The meaning and consequences of hypertension for individuals of African Caribbean origin : perceptions of primary health care services : an ethnographic study of hypertension in England

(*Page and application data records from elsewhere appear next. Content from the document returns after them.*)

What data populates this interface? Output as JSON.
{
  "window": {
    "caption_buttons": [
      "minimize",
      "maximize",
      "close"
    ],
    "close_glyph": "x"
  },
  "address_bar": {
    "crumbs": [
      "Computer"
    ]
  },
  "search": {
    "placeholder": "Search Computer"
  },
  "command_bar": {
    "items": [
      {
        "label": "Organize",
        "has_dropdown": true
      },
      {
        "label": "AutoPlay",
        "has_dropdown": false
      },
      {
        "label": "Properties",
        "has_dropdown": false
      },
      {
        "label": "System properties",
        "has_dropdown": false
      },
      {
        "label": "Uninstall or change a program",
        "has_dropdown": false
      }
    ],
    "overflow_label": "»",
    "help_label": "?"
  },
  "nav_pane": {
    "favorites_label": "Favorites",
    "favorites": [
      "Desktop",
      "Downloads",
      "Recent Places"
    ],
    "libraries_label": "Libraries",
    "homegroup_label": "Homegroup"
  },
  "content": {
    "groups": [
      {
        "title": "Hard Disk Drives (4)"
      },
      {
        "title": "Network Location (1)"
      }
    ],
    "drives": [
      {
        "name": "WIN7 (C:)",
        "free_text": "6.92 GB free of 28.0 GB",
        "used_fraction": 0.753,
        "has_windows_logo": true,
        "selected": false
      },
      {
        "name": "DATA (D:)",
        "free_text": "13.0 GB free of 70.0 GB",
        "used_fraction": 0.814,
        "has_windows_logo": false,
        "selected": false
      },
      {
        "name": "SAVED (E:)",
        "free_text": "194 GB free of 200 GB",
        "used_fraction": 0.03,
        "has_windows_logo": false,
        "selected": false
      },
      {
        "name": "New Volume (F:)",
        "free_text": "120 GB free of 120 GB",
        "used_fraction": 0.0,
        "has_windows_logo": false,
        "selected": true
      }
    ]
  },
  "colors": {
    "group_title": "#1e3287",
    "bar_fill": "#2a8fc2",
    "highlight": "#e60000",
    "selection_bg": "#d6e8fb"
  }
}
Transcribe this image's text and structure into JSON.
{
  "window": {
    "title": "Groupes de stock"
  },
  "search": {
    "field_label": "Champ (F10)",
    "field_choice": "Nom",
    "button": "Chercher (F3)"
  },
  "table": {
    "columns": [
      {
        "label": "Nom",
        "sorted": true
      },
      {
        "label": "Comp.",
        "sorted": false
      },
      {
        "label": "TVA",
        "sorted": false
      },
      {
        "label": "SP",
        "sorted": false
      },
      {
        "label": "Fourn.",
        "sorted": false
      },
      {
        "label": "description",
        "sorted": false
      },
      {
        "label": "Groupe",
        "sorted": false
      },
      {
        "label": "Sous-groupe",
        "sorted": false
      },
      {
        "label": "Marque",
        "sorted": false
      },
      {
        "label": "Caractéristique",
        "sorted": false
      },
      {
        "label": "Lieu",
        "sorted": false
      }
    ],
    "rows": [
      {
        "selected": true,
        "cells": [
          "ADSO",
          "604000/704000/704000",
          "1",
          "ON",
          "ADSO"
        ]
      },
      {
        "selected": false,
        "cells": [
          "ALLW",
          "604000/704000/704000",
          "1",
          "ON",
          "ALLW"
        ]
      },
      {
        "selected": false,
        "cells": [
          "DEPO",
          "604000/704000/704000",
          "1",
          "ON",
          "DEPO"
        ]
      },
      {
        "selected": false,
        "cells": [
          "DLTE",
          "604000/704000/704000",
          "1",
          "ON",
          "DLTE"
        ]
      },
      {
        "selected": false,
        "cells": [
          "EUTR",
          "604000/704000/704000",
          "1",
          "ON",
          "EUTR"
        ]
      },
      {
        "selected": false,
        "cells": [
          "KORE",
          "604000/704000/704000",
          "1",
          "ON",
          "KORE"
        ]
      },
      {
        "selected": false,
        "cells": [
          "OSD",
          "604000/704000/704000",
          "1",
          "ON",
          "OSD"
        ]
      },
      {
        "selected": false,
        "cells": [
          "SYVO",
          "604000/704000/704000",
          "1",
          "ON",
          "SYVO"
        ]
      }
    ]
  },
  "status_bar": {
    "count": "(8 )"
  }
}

This thesis presents a focused ethnographic study of hypertension in people of African Caribbean origin, residing in England. Hypertension remains a major health issue amongst migrant and UK born African Caribbean people. The research investigates the meaning and consequences of hypertension from the participants' perspectives exploring both personal and societal influences on the development and management of hypertension, health beliefs, risk perception and decision-making processes. Perceptions of Primary Health Care (PHC) services are evidenced. The research draws heavily upon the ethnographic tradition (adjectival), utilising qualitative methods to elicit data from 36 participants. Data were collected using focus group interviews, semi-structured interviews and vignette interviews. The participants were accessed via GP practices and community groups and associations in two English cities. Data was analysed with the aid of Atlas/ti. The study findings are organised in four themes 1) Early diagnosis, 2) The meaning of high blood pressure, 3) Consequences and management of high blood pressure, and 4) The participant's experience of PHC. Almost all participants articulated their hypertension as high blood pressure. High blood pressure and the bio-medically defined condition of hypertension were not viewed synonymously. Stress was regarded as major precursor of high blood pressure, arising from both personal and structural influences, such as migration, cultural adaptation, personal and institutionalised racism, relationship and financial problems. Diagnosis was accompanied by shock and attempts to normalise this experience. Participants' explanatory models of hypertension are presented and considered in the light of existing theoretical frameworks. These explanatory models encompass health beliefs, risk perception and decision-making. Non-concordance and traditional herbal remedies are employed by participants, as strategies of empowerment. A level of satisfaction with existing PHC services was expressed, with a small number of participants using private general practitioners. The implications for PHC services are postulated and the provision of culturally sensitive care.